Side Effects of Marijuana Use
The side effects can be experienced right away and can linger up to 4 hours. Marijuana effects can be as seemingly harmless as an increased appetite (munchies) to as life threatening as lung cancer. Other external marijuana side effects include legal problems, work and financial problems and troubles at home.
Marijuana Side Effects Include:
- Bloodshot eyes
- Rapid Heartbeat
- Dry mouth
- Anxiety, paranoia and fear
- Poor memory
- Poor coordination
- Slow reaction time
- Loss of control
Chronic use of marijuana can contribute to respiratory problems, chest pains and a constant mucus filled cough. Cancer of the lungs is also linked to marijuana use because unfiltered marijuana smoke has more carcinogens than many cigarettes.
One of the dangers of marijuana addiction is the misconception that it is not as serious of a problem as other harder drugs. The marijuana around today is not the same that the “flower children” were smoking in the 1970s. The potency of the drug continues to get more powerful and has become mixed with other chemicals. Studies also show that teens can get a hold of marijuana much easier than alcohol. Even addicts who seek treatment for drugs like cocaine or heroin often admit that marijuana is their primary drug of choice.
Some individuals are more prone to become addicted to marijuana than others. Those with family members who are alcoholics or drug addicts are more likely to become addicted as are individuals who parents smoked marijuana and didn’t quit while they were in the third grade or younger. Also, individuals who began smoking marijuana at an early age are more likely to become dependent on the drug. There are marijuana treatment centers and Marijuana Anonymous for people who are struggling with marijuana addiction.
Marijuana Use Treatment
The misconception that marijuana is not an addictive substance keeps many addicts from seeking treatment for marijuana addiction. As with any drug, marijuana can create a psychological and physical dependency. The dependency upon marijuana often creates withdrawal symptoms upon cessation. Withdrawal symptoms include insomnia, loss of appetite, anxiety, and impaired memory. These symptoms coupled with intense cravings make it hard for marijuana addicts to stop using without help.

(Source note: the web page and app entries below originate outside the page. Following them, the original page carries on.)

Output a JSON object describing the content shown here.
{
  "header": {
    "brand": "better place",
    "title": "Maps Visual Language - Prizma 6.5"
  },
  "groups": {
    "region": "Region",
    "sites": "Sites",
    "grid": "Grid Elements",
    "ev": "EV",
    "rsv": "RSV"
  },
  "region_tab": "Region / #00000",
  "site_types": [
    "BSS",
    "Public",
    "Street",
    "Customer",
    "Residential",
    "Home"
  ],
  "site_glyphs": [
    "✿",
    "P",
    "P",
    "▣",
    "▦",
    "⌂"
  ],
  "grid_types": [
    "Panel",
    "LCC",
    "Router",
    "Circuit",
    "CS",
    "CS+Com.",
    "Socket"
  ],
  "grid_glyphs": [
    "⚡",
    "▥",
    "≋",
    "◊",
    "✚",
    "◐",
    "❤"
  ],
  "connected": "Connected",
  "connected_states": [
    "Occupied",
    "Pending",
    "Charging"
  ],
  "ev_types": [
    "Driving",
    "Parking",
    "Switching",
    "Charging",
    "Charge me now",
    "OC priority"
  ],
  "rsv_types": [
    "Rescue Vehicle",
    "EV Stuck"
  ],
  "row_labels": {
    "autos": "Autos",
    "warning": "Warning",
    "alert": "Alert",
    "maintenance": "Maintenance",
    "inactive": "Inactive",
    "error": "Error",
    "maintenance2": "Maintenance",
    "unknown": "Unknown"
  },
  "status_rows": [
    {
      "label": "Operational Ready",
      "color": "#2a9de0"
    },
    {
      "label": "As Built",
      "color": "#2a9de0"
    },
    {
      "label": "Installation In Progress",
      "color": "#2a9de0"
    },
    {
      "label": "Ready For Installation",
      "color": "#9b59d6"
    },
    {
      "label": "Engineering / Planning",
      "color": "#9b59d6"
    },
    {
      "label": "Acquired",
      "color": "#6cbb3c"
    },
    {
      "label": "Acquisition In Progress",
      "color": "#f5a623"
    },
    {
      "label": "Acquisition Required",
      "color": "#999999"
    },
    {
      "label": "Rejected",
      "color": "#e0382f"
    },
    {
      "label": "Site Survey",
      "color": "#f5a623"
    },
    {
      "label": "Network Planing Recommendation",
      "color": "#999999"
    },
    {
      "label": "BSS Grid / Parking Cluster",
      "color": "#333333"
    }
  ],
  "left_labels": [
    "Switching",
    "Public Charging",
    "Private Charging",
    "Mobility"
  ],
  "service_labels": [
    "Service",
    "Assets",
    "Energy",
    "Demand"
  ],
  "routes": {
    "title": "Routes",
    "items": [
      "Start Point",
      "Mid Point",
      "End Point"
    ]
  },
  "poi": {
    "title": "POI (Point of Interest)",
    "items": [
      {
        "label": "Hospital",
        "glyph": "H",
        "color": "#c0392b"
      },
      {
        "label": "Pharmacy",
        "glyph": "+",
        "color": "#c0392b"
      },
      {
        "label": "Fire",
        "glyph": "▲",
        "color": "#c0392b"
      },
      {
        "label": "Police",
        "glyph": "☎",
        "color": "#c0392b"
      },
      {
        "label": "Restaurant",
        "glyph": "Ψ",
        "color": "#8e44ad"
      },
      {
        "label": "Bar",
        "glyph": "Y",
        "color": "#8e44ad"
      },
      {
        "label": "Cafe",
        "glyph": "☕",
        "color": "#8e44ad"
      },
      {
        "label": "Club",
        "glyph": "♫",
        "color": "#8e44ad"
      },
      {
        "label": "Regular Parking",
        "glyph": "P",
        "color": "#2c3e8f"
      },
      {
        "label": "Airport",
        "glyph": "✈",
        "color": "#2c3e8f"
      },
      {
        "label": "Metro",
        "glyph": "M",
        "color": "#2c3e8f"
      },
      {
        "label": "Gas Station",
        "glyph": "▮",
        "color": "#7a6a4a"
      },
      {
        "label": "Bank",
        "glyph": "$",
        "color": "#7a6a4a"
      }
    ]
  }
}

Marijuana treatment centers are one path to recovery. Both inpatient and outpatient programs offer group and individual therapy, positive reinforcement, and healthy environments. Independent therapists may also offer counseling for those struggling with marijuana addiction. Finally, support groups such as Marijuana Anonymous offer a supportive community of fellow recovering marijuana addicts.